Avoid 'Buffet', it is an addiction, how? Most of the Indian buffets are priced around $9-10. And there are 10-12 items in the buffet. So you want to try most of the items which look good and to get the value for your money. So you end up taking 5-6 items for example. Now a normal person can or should eat 400 grams (1 pound is 454 grams) in one full meal. In buffet you can't take out the left-over food for home and you have this guilt for wasting the food on your plate. Eventually you end up over-eating most of the times.
Then as you eat 5-6 items in $10, you are never going to order one item for $10 in the dinner or take-out. As it would seem to you pricey and rightly so. So if again want to try Indian food, you would again come back for the buffet and end up over-eating. And you won't be able to come out of this vicious cycle. This observation is as per my experience during the last 3 years. Only 3% buffet eaters came for the dinner at our restaurant or got take-out. This defeats the whole purpose of eating Indian food where curry rules the roost. In buffet you are free to eat as much meat as you can.
We stopped serving buffet in Feb 2013. Incidentally in India only 2% of restaurants (most of them at high end) have buffet, not sure why 95% of Indian restaurants in the US doing buffet.
Just one suggestion if you are looking for fresh food, avoid the buffet altogether. We learnt hard way that doing buffet in right way is not commercially viable. Hence we substituted buffet with Food Box (5 items in $5) available throughout the day ~ for lunch (11.30am to 3.30pm) and for dinner (3.30pm to 7.30pm).
We do the 'daily' menu putting new items everyday and sharing these with our patrons through facebook, twitter (Nirmal Indian cuisine or @Nirmal Curry). Idea is to introduce our diverse cuisine in full to the people here, not some fixed items in the menu.

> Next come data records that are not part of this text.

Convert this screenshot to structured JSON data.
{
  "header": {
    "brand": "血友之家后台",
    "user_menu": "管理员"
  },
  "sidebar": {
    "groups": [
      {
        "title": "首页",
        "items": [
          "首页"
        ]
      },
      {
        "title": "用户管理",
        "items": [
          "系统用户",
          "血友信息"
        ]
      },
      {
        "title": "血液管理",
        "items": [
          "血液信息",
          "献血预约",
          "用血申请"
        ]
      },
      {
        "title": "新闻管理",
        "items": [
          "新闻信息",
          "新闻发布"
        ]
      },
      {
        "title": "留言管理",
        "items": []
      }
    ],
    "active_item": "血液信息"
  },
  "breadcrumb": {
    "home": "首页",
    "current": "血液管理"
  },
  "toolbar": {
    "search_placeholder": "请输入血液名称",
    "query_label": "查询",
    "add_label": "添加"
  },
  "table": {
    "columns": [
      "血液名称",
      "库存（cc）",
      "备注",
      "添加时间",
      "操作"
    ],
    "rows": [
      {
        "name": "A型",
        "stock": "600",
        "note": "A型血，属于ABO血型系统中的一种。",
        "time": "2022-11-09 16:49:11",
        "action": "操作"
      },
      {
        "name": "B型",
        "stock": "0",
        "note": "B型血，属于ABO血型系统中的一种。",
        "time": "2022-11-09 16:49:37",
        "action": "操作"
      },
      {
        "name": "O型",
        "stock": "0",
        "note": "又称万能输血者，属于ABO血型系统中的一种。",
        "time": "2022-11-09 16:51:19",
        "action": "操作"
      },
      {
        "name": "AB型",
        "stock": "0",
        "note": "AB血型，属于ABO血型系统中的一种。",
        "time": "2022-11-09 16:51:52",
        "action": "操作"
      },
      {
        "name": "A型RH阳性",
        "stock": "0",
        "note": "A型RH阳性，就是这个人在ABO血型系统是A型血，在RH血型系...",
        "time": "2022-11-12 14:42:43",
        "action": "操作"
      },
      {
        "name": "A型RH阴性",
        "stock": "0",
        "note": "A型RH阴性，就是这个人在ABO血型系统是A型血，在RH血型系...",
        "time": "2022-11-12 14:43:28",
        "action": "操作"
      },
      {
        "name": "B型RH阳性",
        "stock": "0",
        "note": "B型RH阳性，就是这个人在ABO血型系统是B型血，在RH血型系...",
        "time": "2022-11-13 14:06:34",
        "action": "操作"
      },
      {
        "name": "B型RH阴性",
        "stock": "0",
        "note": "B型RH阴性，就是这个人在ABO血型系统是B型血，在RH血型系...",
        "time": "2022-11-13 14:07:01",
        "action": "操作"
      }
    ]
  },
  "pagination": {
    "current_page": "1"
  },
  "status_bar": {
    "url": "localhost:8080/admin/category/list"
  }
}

Not much cream or dairy at our place, most of the Indian restaurants here in US try to Americanize (adding cream, cheese etc) the Indian food, we don't. In India we do not eat as much cream or butter what you would find in the Indian dishes here.

Omelet without cheese, try our omelet curry, to introduce omelet sandwich or naan wrap with omelete.

Naan pizza without cheese, a novelty, with chicken tikka or paneer methi

Sandwich with white meat chicken or paneer or vegan without cheese.

Indian drinks (mango lassi, thandai, cumin drink etc) have no alcohol and have beneficial spices,

Our desserts are mostly dairy based, concerted effort to bring as many vegan options as possible, fruit chutney, vegan halwa to replace rice pudding eventually

The whole idea behind this write-up is to enable you to make an informed choice to opt for Indian food and that too at one go. We want Indian food to be the part of your regular meal not something which you indulge once a month eating cream, butter or whatever you find.

2 things during the last 3 years motivated us to go whole hog to pursue this mission for pitching Indian cuisine as a key to reduce obesity. First while serving at 8 corporate cafeterias for 6 months in 2012, we were not able to build our customer base as people (mostly in age group of 35-55) opted for beef or pork sandwich and kind of ignored our food even for once a week. We admit it is difficult to change your eating habits as an adult hence our focus on the kids in the schools and colleges. Second we were able to build a customer base and sustain it for the last 3 years at the college c ampuses we served. When we started serving in the University of Michigan campus at Ann Arbor in 2010, we were the first Indian food vendor in 30 plus cafeterias in the campus with almost 20% Asian students. So now Food box (5 items in $5) is our flagship item at Nirmal as it was at the campuses. It is available whole day (Mon-Sat ~11.30am to 7.30pm) along with ala-carte and take-out.

Honestly when we started our restaurant at Ypsilanti, MI in Oct 2009, we were just an Indian restaurant with a big goal - to make an Indian food chain in US.

Now we have a mission alongside a goal. Let us join hands together to fight this menace of obesity, we owe this to our kids and the future generations.

For more details, please see whyIndianfood_appendixes.pdf